THE BEST TREATMENT: Radiation therapist Susan Mortensen, who works at the Edmonton Cross Cancer Institute, recently won an award for professional excellence and patient care.
Photos by Allan Budd
Since her teenage years, Bev Ross has been a professional musician. While she may be trained in piano and keyboard, she had always had a soft spot for the harp and Celtic music. Once she had crossed paths with harp music, she was completely drawn in.
Now she is using her talents to work with patients at the Cross Cancer Institute. Ross, a therapeutic harp practitioner, shares what brought her to the Cross, as well as her role and how it benefits patients.
Q: What inspired you to work with cancer patients?
BR: I’m a certified therapeutic harp practitioner. Bedside music and certified therapeutic musicians are of an increasing interest in the United States and now in Canada. So I completed a program that was at the San Diego Hospice. It was a combination of distance learning and a residence program.
Q: How is the harp used as a tool for therapy?
BR: We are rhythmic beings, so I can use things I notice about a patient to choose what music might be most supportive of them wherever they’re at. While toe-tapping music is certainly therapeutic in some situations, for someone who is dealing with chemotherapy or is in a palliative pain clinic, more than likely music that is matched to the tempo of their breath rate or their heart rate will be more sustaining to them than something that doesn’t reflect their experience.
Q: How do the patients respond?
BR: It depends on the patient. I’ve had some strong visual reactions and very positive verbal feedback too. It differs for every patient. You can tell when someone is relaxing. If they’re clenching their jaw, you can see their jaw relax. If their breath has been rapid, you can see it deepen and slow when they fall asleep. For me, that’s a good outcome, because they’ve relaxed and they can let the music just support them into even deeper relaxation. I invite them to close their eyes and visualize whatever they want or just follow the music to wherever it takes them, and if they fall asleep, that’s a really good outcome too.
Q: What music do you play?
BR: Some people will see a harp and immediately they’ll associate it with a song or a type of music a harp might play. Or they might say, “I like country music” or “I’m a fan of ’70s rock.” People have their favourites. Sometimes it is playing a song that’s comforting to a patient because they know the song and maybe it reminds them of something they have a positive connection to.
Q: How often do you play for the patients?
BR: I work two hours a week at the Cross Cancer Institute and I work 15 hours a week at the University of Alberta Hospital in their Artists on the Ward program. At the Cross, I began volunteering in 1985 as part of my practicum for the program I was studying. When I completed it, I was attached to the Pain and Symptom Clinic and we began to look at ways that I could be supported to do the work.
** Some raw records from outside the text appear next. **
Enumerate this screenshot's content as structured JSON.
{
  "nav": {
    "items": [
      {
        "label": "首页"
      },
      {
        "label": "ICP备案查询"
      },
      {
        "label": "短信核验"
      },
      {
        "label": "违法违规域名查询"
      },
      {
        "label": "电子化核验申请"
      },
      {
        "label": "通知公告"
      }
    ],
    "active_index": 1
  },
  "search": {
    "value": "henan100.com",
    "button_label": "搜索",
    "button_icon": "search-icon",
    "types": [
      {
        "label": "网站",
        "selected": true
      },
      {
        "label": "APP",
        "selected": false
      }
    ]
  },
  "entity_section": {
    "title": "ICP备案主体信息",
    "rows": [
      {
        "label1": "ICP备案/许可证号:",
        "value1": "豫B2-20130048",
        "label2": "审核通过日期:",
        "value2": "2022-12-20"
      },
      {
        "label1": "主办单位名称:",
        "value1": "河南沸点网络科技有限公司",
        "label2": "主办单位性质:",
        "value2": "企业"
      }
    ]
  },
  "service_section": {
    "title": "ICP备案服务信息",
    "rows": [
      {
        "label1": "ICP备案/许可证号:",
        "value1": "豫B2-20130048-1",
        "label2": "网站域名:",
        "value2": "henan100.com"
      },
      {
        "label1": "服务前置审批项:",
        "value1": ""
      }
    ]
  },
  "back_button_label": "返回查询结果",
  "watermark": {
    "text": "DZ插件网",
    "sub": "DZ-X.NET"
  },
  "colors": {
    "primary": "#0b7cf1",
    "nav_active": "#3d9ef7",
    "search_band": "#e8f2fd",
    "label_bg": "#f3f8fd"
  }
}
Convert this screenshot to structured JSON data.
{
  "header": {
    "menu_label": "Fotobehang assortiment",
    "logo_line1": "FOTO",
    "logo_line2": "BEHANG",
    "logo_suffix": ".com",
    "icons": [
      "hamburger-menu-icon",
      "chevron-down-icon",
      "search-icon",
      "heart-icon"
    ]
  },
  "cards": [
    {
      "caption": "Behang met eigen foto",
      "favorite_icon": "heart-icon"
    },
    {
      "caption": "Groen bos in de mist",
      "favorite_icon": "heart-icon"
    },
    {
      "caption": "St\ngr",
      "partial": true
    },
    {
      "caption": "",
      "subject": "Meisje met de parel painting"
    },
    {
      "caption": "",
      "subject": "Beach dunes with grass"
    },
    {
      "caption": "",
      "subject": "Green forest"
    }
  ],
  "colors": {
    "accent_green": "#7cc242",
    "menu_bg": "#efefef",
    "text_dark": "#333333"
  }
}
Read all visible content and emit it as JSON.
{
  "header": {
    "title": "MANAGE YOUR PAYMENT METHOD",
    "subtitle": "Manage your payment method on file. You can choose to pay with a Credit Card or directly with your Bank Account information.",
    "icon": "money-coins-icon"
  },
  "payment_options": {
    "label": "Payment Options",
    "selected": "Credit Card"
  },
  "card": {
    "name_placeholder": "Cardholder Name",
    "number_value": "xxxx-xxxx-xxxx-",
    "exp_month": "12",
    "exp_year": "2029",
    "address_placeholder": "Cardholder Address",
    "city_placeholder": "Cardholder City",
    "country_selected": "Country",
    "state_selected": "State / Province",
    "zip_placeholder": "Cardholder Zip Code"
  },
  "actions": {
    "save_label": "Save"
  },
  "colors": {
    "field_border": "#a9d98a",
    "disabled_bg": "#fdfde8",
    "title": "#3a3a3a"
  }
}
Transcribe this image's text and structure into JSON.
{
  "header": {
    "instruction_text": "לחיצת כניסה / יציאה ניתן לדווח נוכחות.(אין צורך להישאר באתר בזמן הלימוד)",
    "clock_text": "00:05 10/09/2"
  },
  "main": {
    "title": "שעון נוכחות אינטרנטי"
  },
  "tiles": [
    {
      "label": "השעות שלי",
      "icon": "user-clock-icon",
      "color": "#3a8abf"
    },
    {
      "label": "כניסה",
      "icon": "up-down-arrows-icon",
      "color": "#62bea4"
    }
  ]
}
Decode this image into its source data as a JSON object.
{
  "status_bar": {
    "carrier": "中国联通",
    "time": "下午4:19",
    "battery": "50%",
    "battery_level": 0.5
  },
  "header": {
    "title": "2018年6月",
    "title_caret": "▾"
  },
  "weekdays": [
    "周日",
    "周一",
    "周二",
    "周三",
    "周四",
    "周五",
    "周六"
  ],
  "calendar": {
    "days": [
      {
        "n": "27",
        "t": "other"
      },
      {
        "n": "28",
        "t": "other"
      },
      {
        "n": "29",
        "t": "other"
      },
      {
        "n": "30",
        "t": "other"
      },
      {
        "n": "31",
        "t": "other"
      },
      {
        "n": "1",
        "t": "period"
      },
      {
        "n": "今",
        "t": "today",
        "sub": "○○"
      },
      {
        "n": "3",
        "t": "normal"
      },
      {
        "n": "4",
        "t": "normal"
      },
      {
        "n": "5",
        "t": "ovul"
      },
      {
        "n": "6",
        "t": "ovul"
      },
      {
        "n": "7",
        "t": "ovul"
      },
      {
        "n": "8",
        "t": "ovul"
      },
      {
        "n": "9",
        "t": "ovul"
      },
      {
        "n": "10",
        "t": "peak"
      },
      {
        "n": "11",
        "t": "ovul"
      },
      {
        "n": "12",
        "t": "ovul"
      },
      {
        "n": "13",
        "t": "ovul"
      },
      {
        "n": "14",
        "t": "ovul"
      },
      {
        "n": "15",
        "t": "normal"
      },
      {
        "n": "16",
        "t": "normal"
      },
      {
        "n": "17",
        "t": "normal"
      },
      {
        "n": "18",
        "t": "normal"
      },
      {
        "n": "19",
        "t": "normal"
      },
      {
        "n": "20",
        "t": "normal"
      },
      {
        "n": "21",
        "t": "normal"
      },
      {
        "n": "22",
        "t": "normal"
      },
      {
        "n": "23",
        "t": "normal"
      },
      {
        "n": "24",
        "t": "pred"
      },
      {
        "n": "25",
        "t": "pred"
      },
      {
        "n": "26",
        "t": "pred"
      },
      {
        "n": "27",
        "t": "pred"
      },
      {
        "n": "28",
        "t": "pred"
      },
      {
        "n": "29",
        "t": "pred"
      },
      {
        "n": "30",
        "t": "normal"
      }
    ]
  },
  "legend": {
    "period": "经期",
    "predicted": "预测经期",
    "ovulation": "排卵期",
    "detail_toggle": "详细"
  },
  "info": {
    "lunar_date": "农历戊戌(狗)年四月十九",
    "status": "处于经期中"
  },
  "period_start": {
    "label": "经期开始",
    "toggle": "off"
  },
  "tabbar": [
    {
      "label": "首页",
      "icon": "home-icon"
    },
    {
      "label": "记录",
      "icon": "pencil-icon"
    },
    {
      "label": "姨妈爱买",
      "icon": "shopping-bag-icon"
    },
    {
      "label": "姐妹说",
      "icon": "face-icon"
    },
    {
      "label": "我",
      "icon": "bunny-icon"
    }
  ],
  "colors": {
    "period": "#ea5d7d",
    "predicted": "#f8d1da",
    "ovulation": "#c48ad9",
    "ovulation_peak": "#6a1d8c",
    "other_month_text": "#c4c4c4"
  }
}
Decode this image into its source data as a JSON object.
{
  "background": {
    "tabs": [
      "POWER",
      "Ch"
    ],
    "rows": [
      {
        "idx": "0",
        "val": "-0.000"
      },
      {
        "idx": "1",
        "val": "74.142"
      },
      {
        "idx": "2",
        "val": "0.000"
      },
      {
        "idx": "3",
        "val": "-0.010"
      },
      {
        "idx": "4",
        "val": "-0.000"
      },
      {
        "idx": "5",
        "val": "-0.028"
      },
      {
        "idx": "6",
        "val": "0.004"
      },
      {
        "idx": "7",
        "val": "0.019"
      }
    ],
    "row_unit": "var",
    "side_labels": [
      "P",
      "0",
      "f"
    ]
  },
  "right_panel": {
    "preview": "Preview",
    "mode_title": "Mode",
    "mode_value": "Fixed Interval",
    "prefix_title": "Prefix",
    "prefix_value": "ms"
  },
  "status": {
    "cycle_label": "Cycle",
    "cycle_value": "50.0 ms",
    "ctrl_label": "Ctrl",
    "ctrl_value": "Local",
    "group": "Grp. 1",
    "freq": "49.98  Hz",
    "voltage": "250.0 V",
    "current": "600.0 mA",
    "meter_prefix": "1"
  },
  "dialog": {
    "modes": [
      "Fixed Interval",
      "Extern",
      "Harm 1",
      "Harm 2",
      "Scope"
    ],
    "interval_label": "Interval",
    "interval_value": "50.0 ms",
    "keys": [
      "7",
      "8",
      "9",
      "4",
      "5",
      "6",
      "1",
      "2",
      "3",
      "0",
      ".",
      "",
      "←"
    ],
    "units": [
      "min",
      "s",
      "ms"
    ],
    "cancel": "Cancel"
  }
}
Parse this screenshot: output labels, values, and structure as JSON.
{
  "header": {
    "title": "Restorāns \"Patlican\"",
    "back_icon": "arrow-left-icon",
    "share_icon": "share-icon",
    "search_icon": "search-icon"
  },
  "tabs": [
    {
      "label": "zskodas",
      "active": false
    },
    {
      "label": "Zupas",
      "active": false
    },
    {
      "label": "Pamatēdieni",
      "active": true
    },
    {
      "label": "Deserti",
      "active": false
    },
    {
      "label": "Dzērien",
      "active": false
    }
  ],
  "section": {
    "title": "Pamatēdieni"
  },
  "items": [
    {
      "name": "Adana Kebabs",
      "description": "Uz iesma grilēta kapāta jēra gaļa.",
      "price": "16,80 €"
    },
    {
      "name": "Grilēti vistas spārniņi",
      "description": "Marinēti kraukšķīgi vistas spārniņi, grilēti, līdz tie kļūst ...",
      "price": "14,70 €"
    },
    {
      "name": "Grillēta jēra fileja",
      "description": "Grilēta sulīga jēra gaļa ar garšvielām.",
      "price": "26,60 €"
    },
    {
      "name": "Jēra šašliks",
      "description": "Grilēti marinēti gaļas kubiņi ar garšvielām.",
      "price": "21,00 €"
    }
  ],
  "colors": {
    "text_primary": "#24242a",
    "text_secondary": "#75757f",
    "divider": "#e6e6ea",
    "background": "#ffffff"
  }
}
Eventually I was funded with a contract from the Alberta Cancer Foundation.
Q: What do you hope patients will take away from their experience with you?
BR: I hope the music is another supportive tool to make people stronger and better to deal with the cancer journey.
It’s really wonderful that the Alberta Cancer Foundation supports the bedside time I can spend at the Cross and also through the Arts in Medicine program. It’s a wonderful way of providing patient comfort and I’m very grateful to the foundation for recognizing the benefit in having the harp music available for patients.
Note the Difference
Bev Ross and her peers want the distinction made clear. A therapeutic musician (like Ross) is different from a music therapist. Although the two roles overlap in that music is used therapeutically, it’s like comparing apples to oranges.
“One of the things I think would be fair to say is a music therapist is often working with a diagnostic goal,” says Ross. “He or she will be part of a diagnostic team and it will be like physiotherapy. There will be physicians, nurses and others who have identified a diagnostic goal. Then the music therapist will meet with the patient and use music as a tool and a support to meet that goal.”
A therapeutic musician works with the patient as a massage therapist would. After the patient discusses concerns, the musician will have gathered a sense of what physical and emotional state the patient is in and will begin playing music and adjusting it according to the patient’s experience.